### Records for the exercise

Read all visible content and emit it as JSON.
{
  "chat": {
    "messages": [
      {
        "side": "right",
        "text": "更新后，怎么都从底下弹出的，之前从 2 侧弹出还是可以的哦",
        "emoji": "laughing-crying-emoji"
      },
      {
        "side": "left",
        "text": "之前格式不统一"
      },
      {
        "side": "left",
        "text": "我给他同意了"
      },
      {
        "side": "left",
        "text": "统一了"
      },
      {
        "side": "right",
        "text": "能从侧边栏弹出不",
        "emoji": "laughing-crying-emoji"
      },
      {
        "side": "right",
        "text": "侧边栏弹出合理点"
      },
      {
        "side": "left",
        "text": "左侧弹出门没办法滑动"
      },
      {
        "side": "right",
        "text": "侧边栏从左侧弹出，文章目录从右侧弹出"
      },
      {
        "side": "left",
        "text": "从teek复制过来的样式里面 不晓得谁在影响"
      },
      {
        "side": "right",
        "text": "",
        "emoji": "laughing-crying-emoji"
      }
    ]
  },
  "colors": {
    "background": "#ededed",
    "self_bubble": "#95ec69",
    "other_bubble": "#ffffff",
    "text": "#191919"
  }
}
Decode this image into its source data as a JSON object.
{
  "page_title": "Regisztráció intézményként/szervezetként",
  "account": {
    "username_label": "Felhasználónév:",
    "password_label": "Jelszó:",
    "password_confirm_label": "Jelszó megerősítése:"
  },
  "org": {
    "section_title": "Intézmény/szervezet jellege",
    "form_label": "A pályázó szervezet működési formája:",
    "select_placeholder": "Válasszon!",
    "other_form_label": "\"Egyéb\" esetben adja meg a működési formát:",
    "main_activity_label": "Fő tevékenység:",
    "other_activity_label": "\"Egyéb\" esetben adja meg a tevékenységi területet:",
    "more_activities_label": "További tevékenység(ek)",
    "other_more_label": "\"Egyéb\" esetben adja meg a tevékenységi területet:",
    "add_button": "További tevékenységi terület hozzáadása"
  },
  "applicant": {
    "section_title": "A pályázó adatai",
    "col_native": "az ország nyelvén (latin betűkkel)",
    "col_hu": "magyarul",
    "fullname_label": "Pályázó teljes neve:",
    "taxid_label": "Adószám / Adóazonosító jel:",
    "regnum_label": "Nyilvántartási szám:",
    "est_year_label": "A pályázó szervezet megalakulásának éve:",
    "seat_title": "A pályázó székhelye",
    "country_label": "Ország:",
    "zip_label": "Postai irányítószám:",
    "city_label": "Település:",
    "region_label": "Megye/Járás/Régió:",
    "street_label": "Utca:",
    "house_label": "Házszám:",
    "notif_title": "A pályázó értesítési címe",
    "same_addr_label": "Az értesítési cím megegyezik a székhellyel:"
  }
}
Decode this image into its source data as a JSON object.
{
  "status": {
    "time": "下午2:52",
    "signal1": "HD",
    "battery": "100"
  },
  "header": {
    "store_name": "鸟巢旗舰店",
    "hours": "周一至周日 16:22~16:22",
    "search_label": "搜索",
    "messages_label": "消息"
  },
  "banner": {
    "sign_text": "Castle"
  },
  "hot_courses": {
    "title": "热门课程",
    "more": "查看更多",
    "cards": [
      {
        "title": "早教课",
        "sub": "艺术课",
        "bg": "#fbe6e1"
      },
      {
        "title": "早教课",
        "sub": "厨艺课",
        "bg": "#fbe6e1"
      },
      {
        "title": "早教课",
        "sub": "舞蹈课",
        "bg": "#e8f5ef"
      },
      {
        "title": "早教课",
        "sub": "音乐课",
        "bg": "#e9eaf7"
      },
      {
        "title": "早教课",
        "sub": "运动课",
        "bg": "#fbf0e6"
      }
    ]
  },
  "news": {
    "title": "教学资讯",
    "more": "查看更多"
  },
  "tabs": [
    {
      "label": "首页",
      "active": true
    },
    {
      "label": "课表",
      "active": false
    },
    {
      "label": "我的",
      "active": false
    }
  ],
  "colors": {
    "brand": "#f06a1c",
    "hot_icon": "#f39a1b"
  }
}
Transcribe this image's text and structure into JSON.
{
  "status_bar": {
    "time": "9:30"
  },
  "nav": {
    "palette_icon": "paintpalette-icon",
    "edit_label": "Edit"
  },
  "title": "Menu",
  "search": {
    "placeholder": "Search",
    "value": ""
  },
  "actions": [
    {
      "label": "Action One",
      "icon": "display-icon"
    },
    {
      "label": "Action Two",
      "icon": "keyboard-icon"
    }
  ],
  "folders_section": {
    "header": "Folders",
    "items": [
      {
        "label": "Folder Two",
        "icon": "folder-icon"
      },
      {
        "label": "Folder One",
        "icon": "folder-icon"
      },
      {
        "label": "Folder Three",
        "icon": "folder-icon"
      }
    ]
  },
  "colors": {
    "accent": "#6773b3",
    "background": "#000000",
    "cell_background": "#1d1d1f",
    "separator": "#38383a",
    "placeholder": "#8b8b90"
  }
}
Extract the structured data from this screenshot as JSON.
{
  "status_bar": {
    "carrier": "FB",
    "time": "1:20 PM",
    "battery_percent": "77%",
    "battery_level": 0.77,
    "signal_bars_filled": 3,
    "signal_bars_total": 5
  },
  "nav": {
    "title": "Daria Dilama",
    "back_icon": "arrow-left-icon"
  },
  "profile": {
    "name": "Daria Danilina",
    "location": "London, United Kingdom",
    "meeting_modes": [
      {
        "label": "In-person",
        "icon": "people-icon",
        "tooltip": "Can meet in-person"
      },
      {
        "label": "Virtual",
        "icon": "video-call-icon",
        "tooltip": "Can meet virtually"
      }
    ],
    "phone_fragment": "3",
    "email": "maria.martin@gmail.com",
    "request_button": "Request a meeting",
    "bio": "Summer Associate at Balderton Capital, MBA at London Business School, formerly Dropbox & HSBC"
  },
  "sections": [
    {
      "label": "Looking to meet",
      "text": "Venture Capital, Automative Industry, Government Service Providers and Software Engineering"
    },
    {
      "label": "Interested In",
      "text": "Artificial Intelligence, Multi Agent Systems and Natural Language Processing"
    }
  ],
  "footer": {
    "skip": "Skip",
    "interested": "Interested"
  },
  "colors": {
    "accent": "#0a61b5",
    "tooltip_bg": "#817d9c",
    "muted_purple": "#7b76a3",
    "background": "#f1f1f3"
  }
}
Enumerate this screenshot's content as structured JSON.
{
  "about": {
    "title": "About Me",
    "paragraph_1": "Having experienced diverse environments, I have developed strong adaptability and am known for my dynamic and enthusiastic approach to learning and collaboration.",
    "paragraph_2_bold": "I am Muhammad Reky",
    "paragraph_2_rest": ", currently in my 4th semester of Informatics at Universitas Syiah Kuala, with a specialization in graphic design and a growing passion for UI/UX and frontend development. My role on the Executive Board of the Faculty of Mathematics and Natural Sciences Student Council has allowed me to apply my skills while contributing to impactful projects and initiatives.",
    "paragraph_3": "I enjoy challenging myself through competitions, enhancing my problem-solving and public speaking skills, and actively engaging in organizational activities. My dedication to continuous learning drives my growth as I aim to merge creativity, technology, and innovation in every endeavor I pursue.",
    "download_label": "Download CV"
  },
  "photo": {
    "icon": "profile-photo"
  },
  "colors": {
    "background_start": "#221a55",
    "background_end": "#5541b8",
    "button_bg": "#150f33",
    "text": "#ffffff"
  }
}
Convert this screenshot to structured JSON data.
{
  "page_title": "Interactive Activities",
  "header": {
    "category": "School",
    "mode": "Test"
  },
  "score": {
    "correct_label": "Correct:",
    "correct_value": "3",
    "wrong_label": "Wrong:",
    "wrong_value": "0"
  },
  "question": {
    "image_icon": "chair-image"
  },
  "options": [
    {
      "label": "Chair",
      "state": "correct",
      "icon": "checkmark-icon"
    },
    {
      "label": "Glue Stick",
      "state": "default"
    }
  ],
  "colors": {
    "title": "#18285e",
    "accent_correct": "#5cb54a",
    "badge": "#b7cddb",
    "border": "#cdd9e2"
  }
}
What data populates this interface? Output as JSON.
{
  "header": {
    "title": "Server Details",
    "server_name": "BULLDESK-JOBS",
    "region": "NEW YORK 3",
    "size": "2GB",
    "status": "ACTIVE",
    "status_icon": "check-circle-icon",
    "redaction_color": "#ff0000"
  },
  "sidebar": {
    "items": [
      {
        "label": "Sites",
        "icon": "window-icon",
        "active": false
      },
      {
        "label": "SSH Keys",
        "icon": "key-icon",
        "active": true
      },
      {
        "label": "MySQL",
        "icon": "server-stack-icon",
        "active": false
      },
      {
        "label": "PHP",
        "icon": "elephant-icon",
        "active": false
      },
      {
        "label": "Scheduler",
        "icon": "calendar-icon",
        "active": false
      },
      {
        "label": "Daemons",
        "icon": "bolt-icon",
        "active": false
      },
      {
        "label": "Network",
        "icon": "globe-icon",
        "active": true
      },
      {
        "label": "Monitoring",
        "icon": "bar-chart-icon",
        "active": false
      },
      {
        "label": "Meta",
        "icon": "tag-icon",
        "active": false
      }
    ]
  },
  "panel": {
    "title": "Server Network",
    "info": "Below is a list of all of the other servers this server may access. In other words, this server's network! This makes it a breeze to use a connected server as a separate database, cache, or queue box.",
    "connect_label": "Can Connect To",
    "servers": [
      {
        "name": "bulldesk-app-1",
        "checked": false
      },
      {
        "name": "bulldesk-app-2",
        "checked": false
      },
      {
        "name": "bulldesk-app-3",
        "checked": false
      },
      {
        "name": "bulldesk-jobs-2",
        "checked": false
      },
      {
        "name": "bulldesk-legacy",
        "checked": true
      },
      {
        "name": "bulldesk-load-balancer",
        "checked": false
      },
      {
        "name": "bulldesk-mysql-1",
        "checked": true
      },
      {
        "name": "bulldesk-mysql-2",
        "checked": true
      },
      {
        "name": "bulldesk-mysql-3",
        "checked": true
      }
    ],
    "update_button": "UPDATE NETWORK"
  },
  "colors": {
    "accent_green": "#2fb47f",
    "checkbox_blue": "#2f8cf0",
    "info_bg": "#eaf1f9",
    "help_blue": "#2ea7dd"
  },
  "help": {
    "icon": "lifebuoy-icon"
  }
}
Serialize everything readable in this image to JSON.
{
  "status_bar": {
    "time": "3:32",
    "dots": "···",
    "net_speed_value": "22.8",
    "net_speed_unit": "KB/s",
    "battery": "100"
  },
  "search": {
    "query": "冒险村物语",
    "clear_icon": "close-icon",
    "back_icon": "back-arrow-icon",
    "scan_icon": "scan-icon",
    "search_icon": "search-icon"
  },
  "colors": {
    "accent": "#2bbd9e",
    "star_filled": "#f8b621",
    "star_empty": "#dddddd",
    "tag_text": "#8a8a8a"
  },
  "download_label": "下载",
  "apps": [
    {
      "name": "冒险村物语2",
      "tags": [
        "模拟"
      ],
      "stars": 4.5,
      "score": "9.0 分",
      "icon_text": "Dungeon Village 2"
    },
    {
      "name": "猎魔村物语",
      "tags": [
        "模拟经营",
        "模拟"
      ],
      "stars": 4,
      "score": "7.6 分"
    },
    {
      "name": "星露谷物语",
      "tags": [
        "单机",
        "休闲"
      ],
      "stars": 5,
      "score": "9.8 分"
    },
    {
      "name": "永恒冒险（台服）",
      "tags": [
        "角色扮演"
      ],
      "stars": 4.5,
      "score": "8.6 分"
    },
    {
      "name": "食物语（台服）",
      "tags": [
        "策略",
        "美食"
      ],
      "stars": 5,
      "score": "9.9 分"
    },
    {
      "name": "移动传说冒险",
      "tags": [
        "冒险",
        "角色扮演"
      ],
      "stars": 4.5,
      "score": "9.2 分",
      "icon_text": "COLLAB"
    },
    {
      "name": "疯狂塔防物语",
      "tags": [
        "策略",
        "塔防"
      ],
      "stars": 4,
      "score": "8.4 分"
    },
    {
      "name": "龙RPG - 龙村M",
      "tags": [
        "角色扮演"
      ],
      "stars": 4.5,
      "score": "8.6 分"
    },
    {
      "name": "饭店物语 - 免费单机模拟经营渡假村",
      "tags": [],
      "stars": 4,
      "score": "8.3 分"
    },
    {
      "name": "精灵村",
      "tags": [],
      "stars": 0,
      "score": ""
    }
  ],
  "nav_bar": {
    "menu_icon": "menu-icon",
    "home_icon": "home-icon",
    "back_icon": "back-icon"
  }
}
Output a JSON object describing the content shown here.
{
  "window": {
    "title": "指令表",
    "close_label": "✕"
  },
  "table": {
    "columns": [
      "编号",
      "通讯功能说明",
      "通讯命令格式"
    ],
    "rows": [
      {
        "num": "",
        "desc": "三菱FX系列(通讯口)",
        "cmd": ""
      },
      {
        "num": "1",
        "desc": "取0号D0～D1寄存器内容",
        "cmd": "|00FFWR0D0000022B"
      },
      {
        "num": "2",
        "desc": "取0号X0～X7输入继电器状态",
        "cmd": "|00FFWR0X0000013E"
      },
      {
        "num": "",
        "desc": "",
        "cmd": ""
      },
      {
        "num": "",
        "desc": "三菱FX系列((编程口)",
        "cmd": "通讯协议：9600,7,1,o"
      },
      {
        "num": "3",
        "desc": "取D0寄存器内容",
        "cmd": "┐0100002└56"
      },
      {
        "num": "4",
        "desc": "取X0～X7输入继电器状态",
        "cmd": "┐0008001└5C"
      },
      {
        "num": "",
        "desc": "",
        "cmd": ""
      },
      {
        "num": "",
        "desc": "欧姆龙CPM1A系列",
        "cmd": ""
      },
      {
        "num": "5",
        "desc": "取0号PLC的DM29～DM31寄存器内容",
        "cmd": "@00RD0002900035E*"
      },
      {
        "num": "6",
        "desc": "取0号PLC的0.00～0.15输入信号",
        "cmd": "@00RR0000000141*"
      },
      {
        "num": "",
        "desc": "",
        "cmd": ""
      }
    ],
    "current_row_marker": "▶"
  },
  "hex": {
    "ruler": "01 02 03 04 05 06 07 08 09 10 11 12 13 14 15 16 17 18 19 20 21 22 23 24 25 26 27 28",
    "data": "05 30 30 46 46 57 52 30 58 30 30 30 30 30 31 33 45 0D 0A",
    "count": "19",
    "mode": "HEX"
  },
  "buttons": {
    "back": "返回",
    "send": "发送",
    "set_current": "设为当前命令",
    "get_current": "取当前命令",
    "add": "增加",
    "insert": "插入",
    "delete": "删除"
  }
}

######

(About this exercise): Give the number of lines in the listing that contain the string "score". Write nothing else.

(Reply to the exercise): 11